Start of Given data

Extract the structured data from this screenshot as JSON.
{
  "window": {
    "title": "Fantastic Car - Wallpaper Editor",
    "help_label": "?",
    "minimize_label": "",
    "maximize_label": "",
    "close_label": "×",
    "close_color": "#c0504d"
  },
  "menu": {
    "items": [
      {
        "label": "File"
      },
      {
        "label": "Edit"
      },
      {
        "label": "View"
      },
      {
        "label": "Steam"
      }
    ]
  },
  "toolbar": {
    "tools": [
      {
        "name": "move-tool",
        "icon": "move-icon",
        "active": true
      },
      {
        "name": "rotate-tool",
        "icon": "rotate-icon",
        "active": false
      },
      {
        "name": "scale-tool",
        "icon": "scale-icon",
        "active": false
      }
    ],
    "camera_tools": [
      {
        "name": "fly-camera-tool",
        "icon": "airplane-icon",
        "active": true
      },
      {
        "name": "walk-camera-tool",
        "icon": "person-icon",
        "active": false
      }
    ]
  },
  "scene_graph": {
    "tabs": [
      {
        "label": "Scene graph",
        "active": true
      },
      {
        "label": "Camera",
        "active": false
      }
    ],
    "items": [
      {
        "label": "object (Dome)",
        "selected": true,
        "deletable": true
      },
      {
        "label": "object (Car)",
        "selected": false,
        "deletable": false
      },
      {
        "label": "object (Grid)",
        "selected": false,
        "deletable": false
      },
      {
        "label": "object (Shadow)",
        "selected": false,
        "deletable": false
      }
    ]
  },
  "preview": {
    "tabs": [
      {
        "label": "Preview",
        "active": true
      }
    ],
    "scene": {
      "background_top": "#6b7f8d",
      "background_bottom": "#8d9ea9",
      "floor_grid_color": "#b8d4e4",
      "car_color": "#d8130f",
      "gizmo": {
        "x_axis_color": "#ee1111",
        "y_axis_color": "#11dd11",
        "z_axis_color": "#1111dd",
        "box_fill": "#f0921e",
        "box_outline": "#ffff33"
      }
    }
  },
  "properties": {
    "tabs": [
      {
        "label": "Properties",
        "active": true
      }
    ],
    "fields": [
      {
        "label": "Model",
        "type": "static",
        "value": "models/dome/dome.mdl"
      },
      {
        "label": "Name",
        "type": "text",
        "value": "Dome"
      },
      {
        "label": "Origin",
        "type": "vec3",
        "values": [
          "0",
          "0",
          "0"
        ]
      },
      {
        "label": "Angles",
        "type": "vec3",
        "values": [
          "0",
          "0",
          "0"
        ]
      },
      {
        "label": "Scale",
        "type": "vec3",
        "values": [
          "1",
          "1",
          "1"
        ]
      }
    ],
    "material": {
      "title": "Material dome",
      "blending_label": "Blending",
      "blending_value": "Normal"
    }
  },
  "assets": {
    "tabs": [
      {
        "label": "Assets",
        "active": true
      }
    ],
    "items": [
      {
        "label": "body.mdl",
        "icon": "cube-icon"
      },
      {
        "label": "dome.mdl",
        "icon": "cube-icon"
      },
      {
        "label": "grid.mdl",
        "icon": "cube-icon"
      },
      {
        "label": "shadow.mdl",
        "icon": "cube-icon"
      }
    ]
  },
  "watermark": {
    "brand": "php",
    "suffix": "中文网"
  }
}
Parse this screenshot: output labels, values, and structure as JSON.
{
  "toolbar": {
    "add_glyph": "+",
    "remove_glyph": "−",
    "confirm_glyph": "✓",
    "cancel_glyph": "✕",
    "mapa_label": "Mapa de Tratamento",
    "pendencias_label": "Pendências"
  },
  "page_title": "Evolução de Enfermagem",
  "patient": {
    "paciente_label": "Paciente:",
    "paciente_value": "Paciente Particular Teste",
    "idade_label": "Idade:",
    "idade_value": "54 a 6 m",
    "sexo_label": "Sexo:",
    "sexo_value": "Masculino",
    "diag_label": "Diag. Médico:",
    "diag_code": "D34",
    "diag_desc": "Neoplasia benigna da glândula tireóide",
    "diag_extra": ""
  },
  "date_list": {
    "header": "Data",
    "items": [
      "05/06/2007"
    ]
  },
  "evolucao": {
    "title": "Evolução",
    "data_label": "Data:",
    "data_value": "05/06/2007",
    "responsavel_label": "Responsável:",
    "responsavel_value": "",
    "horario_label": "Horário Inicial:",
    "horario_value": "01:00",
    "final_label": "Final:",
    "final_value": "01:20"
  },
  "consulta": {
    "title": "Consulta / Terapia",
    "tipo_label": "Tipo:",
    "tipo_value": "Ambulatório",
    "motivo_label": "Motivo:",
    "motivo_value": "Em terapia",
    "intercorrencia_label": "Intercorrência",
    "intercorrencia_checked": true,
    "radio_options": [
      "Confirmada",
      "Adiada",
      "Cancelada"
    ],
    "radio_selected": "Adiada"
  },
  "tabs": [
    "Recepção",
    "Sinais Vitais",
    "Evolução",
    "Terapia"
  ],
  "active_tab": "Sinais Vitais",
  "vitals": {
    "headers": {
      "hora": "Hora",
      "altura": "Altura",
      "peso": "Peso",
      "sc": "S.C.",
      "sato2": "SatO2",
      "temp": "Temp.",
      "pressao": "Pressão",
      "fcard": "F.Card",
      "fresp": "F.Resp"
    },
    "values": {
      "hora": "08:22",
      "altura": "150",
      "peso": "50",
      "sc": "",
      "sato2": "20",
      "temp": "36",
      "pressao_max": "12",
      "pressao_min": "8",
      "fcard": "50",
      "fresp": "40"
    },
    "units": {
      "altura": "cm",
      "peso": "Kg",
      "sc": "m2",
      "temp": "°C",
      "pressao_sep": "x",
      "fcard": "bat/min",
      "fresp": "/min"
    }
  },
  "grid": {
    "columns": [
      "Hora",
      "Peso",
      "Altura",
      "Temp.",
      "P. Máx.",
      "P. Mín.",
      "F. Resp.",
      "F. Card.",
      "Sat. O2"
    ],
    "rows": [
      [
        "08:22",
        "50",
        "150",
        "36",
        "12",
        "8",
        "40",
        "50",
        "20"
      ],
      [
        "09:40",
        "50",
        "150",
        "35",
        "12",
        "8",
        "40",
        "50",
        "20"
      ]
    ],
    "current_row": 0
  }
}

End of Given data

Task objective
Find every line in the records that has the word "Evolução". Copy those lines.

Answer to the exercise
  "page_title": "Evolução de Enfermagem",
    "title": "Evolução",
    "Evolução",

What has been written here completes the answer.